### [Exercise directions]
Check every line of the entries for the string "active" and return the ones that contain it.

--- Data provided ---

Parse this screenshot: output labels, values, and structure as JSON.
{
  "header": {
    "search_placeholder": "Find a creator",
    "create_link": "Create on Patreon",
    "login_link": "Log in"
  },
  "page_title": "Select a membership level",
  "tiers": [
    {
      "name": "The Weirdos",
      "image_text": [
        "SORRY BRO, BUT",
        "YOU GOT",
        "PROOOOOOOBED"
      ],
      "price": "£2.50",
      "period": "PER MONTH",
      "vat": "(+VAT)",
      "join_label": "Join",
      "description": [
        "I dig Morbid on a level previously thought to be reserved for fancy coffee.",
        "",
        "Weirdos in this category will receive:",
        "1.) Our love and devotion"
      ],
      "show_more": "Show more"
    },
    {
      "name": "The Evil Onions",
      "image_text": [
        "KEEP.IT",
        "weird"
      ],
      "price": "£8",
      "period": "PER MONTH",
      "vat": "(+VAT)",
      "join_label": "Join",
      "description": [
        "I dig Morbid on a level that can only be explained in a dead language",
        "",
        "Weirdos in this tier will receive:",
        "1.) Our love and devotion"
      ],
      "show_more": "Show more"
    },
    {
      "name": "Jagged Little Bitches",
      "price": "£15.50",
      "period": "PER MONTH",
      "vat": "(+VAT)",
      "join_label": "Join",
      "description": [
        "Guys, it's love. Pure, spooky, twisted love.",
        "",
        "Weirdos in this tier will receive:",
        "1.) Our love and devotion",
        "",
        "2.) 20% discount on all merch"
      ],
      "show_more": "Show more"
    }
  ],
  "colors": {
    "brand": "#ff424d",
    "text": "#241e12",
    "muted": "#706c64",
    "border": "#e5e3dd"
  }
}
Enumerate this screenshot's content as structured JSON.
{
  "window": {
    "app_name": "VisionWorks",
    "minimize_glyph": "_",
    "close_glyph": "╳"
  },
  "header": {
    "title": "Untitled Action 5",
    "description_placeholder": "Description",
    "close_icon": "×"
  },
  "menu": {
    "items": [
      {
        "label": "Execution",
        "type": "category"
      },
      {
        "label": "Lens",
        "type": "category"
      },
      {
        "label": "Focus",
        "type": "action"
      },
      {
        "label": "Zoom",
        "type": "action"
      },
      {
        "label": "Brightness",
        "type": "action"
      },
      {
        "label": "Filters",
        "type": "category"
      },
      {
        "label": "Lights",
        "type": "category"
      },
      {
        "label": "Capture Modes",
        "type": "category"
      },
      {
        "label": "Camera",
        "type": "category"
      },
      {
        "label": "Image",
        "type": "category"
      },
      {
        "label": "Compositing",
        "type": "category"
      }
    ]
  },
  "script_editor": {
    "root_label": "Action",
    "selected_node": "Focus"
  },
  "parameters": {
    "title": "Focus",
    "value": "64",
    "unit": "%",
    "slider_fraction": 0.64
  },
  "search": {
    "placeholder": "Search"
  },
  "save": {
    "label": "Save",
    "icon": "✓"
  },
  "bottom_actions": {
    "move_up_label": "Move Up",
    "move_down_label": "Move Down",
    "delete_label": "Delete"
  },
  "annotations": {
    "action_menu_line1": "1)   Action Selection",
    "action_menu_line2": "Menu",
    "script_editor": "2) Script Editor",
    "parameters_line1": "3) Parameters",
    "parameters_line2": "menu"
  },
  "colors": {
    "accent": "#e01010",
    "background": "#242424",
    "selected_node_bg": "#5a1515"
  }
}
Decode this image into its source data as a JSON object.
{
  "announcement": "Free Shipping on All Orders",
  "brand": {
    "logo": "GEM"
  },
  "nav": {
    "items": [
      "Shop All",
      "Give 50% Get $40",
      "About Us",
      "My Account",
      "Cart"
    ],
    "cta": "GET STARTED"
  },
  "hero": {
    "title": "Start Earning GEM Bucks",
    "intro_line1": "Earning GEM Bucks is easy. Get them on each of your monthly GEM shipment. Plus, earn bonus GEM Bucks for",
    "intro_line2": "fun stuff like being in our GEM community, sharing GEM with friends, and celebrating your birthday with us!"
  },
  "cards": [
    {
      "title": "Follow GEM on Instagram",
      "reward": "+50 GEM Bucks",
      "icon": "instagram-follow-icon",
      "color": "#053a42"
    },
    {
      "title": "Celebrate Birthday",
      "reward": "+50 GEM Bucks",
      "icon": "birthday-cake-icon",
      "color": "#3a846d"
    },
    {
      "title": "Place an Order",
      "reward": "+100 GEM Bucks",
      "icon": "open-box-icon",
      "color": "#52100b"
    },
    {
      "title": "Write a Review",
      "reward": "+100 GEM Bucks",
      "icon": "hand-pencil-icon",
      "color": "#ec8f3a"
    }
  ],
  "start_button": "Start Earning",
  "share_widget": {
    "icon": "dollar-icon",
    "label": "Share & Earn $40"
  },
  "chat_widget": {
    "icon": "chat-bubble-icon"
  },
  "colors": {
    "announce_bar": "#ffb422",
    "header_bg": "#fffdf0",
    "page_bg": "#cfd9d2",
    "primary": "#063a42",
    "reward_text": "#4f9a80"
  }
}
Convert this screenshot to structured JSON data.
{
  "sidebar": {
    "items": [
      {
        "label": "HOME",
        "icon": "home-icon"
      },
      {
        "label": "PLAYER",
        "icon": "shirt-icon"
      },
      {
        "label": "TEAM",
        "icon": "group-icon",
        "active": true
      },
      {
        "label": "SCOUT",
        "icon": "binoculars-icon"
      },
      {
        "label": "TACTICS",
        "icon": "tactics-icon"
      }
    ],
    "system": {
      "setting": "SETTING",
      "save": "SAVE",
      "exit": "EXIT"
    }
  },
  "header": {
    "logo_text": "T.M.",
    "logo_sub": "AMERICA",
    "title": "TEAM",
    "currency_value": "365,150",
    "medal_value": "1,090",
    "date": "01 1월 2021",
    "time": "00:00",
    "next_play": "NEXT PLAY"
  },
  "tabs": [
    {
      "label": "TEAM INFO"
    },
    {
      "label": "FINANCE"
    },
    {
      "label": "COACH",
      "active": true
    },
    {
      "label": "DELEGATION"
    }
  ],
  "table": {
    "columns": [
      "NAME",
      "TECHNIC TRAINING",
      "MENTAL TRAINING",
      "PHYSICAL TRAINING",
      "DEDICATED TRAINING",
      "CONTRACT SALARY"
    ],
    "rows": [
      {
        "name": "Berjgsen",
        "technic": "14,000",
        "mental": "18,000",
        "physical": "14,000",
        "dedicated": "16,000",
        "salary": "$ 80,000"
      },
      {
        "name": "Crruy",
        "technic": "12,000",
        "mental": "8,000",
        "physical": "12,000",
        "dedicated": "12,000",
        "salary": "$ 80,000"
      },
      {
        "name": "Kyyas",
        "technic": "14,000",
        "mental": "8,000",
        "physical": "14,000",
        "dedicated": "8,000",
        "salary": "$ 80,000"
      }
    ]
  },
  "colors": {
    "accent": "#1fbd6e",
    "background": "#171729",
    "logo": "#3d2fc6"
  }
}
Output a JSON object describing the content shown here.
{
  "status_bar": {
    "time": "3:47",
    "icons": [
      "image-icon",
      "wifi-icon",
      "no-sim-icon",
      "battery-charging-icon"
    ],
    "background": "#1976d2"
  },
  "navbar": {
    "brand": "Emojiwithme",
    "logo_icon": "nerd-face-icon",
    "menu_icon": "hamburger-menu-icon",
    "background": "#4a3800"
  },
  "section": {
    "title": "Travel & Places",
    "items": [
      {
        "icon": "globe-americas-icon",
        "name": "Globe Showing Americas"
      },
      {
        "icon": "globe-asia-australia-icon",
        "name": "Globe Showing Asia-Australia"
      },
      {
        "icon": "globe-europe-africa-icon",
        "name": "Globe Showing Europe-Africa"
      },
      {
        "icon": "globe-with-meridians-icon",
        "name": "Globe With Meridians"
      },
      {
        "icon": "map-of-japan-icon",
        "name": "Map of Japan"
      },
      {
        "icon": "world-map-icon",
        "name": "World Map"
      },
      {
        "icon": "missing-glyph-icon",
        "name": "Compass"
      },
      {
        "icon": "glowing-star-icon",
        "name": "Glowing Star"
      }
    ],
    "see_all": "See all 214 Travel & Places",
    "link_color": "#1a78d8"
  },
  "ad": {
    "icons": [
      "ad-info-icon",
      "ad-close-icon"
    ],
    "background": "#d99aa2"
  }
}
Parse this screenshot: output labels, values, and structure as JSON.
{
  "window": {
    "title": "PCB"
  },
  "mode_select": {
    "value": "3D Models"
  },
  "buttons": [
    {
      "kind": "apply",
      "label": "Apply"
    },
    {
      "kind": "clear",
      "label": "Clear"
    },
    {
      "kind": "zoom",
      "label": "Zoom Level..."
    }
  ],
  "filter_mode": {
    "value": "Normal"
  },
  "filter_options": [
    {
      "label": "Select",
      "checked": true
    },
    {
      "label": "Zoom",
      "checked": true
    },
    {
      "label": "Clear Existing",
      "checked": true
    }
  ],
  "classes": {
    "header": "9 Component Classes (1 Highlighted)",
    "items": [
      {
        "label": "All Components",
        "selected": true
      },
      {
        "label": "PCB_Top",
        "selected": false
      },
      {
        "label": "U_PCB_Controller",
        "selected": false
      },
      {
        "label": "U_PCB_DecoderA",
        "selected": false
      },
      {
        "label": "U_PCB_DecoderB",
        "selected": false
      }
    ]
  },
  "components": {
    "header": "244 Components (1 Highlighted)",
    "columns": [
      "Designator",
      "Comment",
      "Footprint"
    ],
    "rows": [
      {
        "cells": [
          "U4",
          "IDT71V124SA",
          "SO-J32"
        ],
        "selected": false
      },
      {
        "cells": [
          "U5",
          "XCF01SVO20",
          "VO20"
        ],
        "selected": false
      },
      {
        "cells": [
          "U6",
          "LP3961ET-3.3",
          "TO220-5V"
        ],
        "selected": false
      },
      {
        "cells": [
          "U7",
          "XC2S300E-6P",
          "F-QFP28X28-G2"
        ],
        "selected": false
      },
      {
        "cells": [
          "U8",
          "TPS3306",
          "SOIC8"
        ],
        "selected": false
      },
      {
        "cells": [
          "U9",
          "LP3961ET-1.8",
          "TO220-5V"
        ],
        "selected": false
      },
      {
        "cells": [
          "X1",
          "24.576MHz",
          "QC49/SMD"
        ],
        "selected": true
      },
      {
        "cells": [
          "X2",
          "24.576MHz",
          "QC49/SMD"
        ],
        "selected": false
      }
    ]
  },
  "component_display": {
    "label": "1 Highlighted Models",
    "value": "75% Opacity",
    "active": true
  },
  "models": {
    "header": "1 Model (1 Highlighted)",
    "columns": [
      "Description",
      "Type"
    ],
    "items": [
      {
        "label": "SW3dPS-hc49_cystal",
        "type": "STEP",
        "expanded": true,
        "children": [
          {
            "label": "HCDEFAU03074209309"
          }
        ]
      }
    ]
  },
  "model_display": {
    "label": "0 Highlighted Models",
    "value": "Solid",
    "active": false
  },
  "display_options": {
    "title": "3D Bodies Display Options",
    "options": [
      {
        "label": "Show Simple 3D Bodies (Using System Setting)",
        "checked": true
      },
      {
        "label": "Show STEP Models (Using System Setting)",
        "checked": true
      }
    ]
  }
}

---

### [Expected answer]
        "active": true
      "active": true
    "active": true
    "active": false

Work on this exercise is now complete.